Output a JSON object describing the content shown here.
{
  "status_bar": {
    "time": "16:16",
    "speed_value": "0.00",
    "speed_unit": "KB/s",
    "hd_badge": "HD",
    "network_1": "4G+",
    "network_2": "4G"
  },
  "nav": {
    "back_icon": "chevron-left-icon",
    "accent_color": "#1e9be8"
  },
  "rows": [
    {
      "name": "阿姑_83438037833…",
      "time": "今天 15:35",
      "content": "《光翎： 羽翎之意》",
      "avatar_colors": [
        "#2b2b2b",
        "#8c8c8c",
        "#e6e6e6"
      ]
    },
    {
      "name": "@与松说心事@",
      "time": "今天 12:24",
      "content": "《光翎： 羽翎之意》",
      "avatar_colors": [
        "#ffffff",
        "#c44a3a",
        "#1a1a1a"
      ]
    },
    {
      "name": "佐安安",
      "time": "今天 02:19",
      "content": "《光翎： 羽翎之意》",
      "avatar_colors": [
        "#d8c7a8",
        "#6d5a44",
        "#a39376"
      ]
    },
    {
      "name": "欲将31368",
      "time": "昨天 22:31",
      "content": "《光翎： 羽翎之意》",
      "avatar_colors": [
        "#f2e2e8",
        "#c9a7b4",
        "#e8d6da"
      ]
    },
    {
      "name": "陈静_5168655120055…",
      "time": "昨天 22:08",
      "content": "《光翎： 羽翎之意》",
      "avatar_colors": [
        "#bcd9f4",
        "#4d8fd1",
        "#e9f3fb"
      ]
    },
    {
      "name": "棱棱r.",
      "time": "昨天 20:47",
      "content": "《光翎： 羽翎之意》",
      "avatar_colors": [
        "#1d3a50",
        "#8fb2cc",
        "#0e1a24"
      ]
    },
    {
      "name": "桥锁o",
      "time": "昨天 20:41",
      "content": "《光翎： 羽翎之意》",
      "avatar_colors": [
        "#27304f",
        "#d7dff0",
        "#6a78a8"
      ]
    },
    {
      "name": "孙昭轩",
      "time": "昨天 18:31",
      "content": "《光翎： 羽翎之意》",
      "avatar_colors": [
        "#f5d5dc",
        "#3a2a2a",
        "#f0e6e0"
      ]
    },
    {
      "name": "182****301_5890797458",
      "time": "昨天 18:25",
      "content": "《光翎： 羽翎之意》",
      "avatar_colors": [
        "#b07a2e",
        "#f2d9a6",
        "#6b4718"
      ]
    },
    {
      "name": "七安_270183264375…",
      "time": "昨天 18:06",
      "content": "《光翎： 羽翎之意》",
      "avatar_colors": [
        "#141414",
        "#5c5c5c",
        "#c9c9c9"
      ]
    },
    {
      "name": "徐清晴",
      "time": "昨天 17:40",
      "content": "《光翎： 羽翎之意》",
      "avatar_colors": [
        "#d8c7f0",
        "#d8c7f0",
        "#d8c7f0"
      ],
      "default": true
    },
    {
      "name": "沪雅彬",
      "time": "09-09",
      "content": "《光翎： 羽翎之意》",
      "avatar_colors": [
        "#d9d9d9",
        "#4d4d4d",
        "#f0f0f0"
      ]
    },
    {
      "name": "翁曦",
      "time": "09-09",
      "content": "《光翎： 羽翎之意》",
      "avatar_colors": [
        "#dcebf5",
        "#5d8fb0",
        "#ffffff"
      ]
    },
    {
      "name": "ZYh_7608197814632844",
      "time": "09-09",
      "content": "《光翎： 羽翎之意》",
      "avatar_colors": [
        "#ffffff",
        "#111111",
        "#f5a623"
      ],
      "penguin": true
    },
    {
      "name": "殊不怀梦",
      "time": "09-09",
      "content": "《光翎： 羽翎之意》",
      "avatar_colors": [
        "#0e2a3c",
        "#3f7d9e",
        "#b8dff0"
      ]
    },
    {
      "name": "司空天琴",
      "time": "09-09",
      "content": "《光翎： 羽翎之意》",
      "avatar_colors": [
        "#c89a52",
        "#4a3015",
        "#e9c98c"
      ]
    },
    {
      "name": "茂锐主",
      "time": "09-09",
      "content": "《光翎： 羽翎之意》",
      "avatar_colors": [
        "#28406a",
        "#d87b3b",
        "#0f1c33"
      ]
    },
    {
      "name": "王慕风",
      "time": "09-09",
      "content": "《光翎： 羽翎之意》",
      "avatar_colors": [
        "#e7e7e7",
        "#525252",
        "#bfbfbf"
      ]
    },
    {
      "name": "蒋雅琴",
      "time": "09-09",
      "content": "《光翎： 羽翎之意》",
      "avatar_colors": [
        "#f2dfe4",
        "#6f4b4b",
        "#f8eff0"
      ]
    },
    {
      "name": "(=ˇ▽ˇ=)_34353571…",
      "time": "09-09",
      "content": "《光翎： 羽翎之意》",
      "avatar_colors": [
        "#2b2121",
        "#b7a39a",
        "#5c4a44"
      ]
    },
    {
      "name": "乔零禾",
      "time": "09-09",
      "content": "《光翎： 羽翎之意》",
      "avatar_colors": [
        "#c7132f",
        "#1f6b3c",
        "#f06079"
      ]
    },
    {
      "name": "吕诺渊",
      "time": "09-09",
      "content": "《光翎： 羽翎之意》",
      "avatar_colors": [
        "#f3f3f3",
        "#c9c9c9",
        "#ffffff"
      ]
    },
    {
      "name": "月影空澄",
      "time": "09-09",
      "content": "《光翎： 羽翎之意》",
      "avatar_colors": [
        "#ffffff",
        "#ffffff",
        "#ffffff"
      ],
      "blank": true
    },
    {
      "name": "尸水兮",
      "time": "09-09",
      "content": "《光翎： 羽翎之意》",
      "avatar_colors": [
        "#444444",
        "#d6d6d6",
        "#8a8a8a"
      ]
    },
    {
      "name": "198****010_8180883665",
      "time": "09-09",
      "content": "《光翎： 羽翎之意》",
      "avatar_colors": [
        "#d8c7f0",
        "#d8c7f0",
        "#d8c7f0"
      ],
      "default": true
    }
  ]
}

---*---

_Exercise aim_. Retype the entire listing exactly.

_Task result_.
Output a JSON object describing the content shown here.
{
  "status_bar": {
    "time": "16:16",
    "speed_value": "0.00",
    "speed_unit": "KB/s",
    "hd_badge": "HD",
    "network_1": "4G+",
    "network_2": "4G"
  },
  "nav": {
    "back_icon": "chevron-left-icon",
    "accent_color": "#1e9be8"
  },
  "rows": [
    {
      "name": "阿姑_83438037833…",
      "time": "今天 15:35",
      "content": "《光翎： 羽翎之意》",
      "avatar_colors": [
        "#2b2b2b",
        "#8c8c8c",
        "#e6e6e6"
      ]
    },
    {
      "name": "@与松说心事@",
      "time": "今天 12:24",
      "content": "《光翎： 羽翎之意》",
      "avatar_colors": [
        "#ffffff",
        "#c44a3a",
        "#1a1a1a"
      ]
    },
    {
      "name": "佐安安",
      "time": "今天 02:19",
      "content": "《光翎： 羽翎之意》",
      "avatar_colors": [
        "#d8c7a8",
        "#6d5a44",
        "#a39376"
      ]
    },
    {
      "name": "欲将31368",
      "time": "昨天 22:31",
      "content": "《光翎： 羽翎之意》",
      "avatar_colors": [
        "#f2e2e8",
        "#c9a7b4",
        "#e8d6da"
      ]
    },
    {
      "name": "陈静_5168655120055…",
      "time": "昨天 22:08",
      "content": "《光翎： 羽翎之意》",
      "avatar_colors": [
        "#bcd9f4",
        "#4d8fd1",
        "#e9f3fb"
      ]
    },
    {
      "name": "棱棱r.",
      "time": "昨天 20:47",
      "content": "《光翎： 羽翎之意》",
      "avatar_colors": [
        "#1d3a50",
        "#8fb2cc",
        "#0e1a24"
      ]
    },
    {
      "name": "桥锁o",
      "time": "昨天 20:41",
      "content": "《光翎： 羽翎之意》",
      "avatar_colors": [
        "#27304f",
        "#d7dff0",
        "#6a78a8"
      ]
    },
    {
      "name": "孙昭轩",
      "time": "昨天 18:31",
      "content": "《光翎： 羽翎之意》",
      "avatar_colors": [
        "#f5d5dc",
        "#3a2a2a",
        "#f0e6e0"
      ]
    },
    {
      "name": "182****301_5890797458",
      "time": "昨天 18:25",
      "content": "《光翎： 羽翎之意》",
      "avatar_colors": [
        "#b07a2e",
        "#f2d9a6",
        "#6b4718"
      ]
    },
    {
      "name": "七安_270183264375…",
      "time": "昨天 18:06",
      "content": "《光翎： 羽翎之意》",
      "avatar_colors": [
        "#141414",
        "#5c5c5c",
        "#c9c9c9"
      ]
    },
    {
      "name": "徐清晴",
      "time": "昨天 17:40",
      "content": "《光翎： 羽翎之意》",
      "avatar_colors": [
        "#d8c7f0",
        "#d8c7f0",
        "#d8c7f0"
      ],
      "default": true
    },
    {
      "name": "沪雅彬",
      "time": "09-09",
      "content": "《光翎： 羽翎之意》",
      "avatar_colors": [
        "#d9d9d9",
        "#4d4d4d",
        "#f0f0f0"
      ]
    },
    {
      "name": "翁曦",
      "time": "09-09",
      "content": "《光翎： 羽翎之意》",
      "avatar_colors": [
        "#dcebf5",
        "#5d8fb0",
        "#ffffff"
      ]
    },
    {
      "name": "ZYh_7608197814632844",
      "time": "09-09",
      "content": "《光翎： 羽翎之意》",
      "avatar_colors": [
        "#ffffff",
        "#111111",
        "#f5a623"
      ],
      "penguin": true
    },
    {
      "name": "殊不怀梦",
      "time": "09-09",
      "content": "《光翎： 羽翎之意》",
      "avatar_colors": [
        "#0e2a3c",
        "#3f7d9e",
        "#b8dff0"
      ]
    },
    {
      "name": "司空天琴",
      "time": "09-09",
      "content": "《光翎： 羽翎之意》",
      "avatar_colors": [
        "#c89a52",
        "#4a3015",
        "#e9c98c"
      ]
    },
    {
      "name": "茂锐主",
      "time": "09-09",
      "content": "《光翎： 羽翎之意》",
      "avatar_colors": [
        "#28406a",
        "#d87b3b",
        "#0f1c33"
      ]
    },
    {
      "name": "王慕风",
      "time": "09-09",
      "content": "《光翎： 羽翎之意》",
      "avatar_colors": [
        "#e7e7e7",
        "#525252",
        "#bfbfbf"
      ]
    },
    {
      "name": "蒋雅琴",
      "time": "09-09",
      "content": "《光翎： 羽翎之意》",
      "avatar_colors": [
        "#f2dfe4",
        "#6f4b4b",
        "#f8eff0"
      ]
    },
    {
      "name": "(=ˇ▽ˇ=)_34353571…",
      "time": "09-09",
      "content": "《光翎： 羽翎之意》",
      "avatar_colors": [
        "#2b2121",
        "#b7a39a",
        "#5c4a44"
      ]
    },
    {
      "name": "乔零禾",
      "time": "09-09",
      "content": "《光翎： 羽翎之意》",
      "avatar_colors": [
        "#c7132f",
        "#1f6b3c",
        "#f06079"
      ]
    },
    {
      "name": "吕诺渊",
      "time": "09-09",
      "content": "《光翎： 羽翎之意》",
      "avatar_colors": [
        "#f3f3f3",
        "#c9c9c9",
        "#ffffff"
      ]
    },
    {
      "name": "月影空澄",
      "time": "09-09",
      "content": "《光翎： 羽翎之意》",
      "avatar_colors": [
        "#ffffff",
        "#ffffff",
        "#ffffff"
      ],
      "blank": true
    },
    {
      "name": "尸水兮",
      "time": "09-09",
      "content": "《光翎： 羽翎之意》",
      "avatar_colors": [
        "#444444",
        "#d6d6d6",
        "#8a8a8a"
      ]
    },
    {
      "name": "198****010_8180883665",
      "time": "09-09",
      "content": "《光翎： 羽翎之意》",
      "avatar_colors": [
        "#d8c7f0",
        "#d8c7f0",
        "#d8c7f0"
      ],
      "default": true
    }
  ]
}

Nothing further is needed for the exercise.